- Difficult enemy AI
- Different available play styles so players can approach a level in different ways (think of optional goals and meta-objectives such as speed running).
- Side objectives like mini-games that players can hop on if they only have a few minutes to play the game.
Gamers Under 18
Thanks to technology becoming more accessible, schools are using video games in the classroom. In fact, 74 percent of K-8 teachers use digital games for educational purposes. According to teachers, these games help promote focus and concentration in children while also improving their coordination, reading skills and fine motor skills. Even parents are using video games to help their children.
As gaming becomes more acceptable by society as an educational tool, the number of gamers under 18 will increase. This is especially true as the ‘gamer generation’ gets older and has children of their own. With schools and parents utilizing games as a means of education, this newest generation of gamers will be more accepting of games of all kinds.
The trick with young gamers is that you need to make your game interesting to the child while also appealing to the parents. Graphic violence and gratuitous sex should be avoided. That doesn’t preclude heavy themes. Look at Pixar movies for inspiration on how to approach difficult themes that appeal to both kids and adults. Including morals and themes in games allow games to reach a wider audience and make a deeper impact.
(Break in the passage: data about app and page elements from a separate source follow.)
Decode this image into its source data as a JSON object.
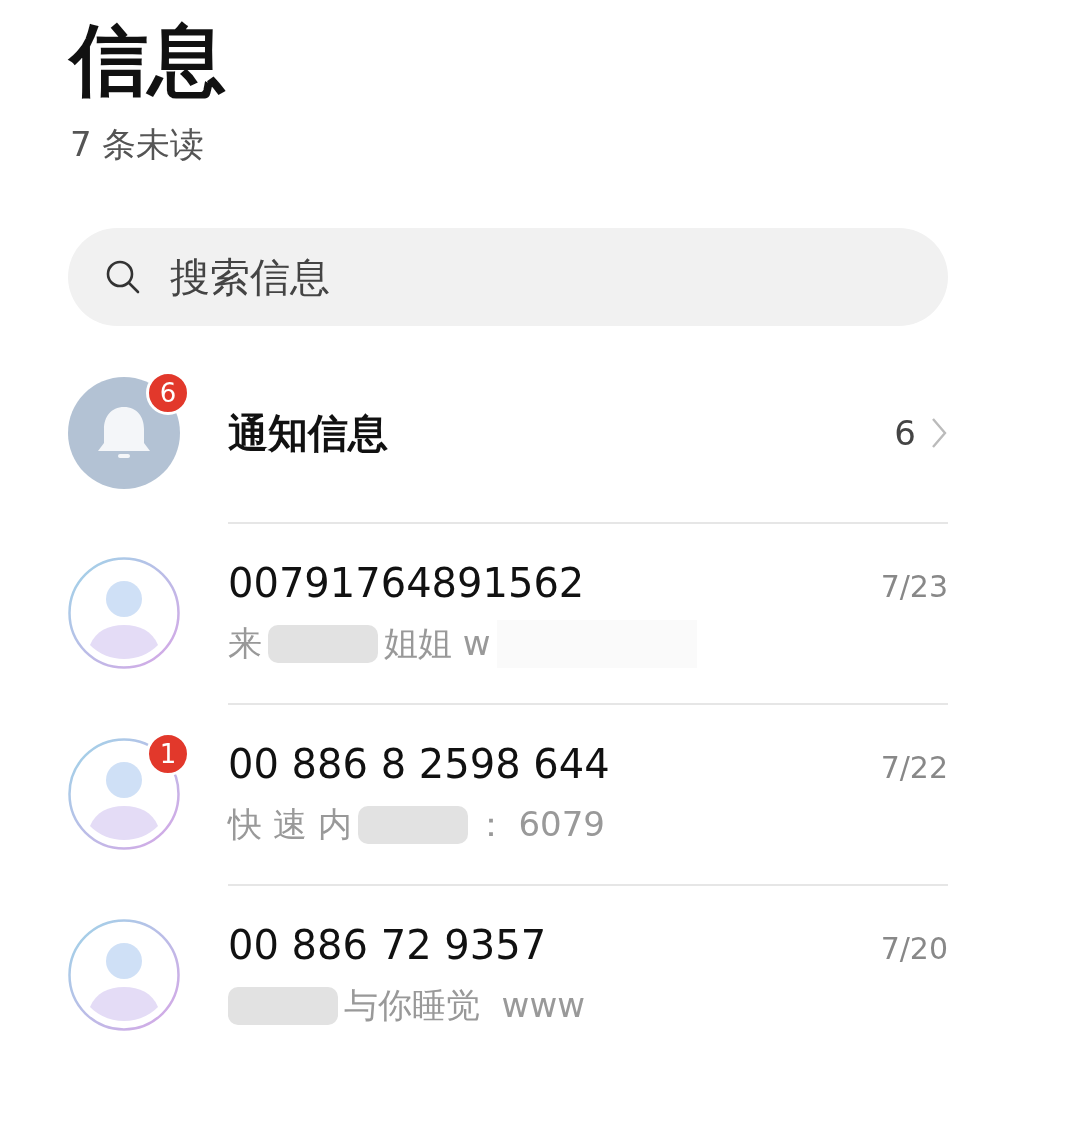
{
  "header": {
    "title": "信息",
    "subtitle": "7 条未读"
  },
  "search": {
    "placeholder": "搜索信息"
  },
  "notification": {
    "title": "通知信息",
    "badge": "6",
    "count": "6"
  },
  "conversations": [
    {
      "name": "00791764891562",
      "date": "7/23",
      "preview": [
        {
          "kind": "text",
          "text": "来"
        },
        {
          "kind": "redacted"
        },
        {
          "kind": "text",
          "text": "姐姐 w"
        },
        {
          "kind": "cover"
        }
      ]
    },
    {
      "name": "00 886 8 2598 644",
      "date": "7/22",
      "badge": "1",
      "preview": [
        {
          "kind": "text",
          "text": "快 速 内"
        },
        {
          "kind": "redacted"
        },
        {
          "kind": "text",
          "text": "： 6079"
        }
      ]
    },
    {
      "name": "00 886 72 9357",
      "date": "7/20",
      "preview": [
        {
          "kind": "redacted"
        },
        {
          "kind": "text",
          "text": "与你睡觉  www"
        }
      ]
    }
  ]
}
With the proliferation of smartphones and tablets, most children know how to use touchscreens quite well and as such basing controls on them is a great idea. That being said, you do want to make your instructions very clear if you’re using different controls from the norm. For example, if you’re using buttons for an endless runner instead of swipes, make sure you have a tutorial explaining this. Having additional control schemes never hurts as well.
Overseas Virtual Private Network (VPN) Users
Services such as ExpressVPN have hit the mainstream with gamers on a national and international level. The biggest draw is its ability to circumvent geo-restrictions. That makes it great for players who want to connect to their local server when traveling or to access censored or geo-blocked games in their region. Besides granting the potential ability to play almost any game anywhere in the world, VPNs also prevent DDoS attacks and online tracking as a VPN encrypts all of the data sent. This makes them quite popular with the privacy-conscious.
Why is this so important? It means that even if you release your game in one country, it could potentially attract an international audience. Developers need to tap into that market before others do. They should offer as many languages as possible (at least in subtitles). It’s a great way to acknowledge the rest of the world and can also help be a great way to learn how to better localize your game to that specific market. VPNs are just an example of the growing global trend, and international gamers are a positively huge share of the industry.
What many people once considered entertainment for kids has grown into a multibillion dollar industry. The demographics have changed greatly from the origin of gaming and will continue to evolve as more people start embracing it as another form of art and entertainment. What are some changes you’ve noticed in the gaming industry? Let us know in the comments below.
About the Author: Cassie is a freelance journalist and blogger who covers technology and video games. She’s fascinated by how quickly the video game market has changed over the past twenty years and is excited to see what the audience and games will look like in the future.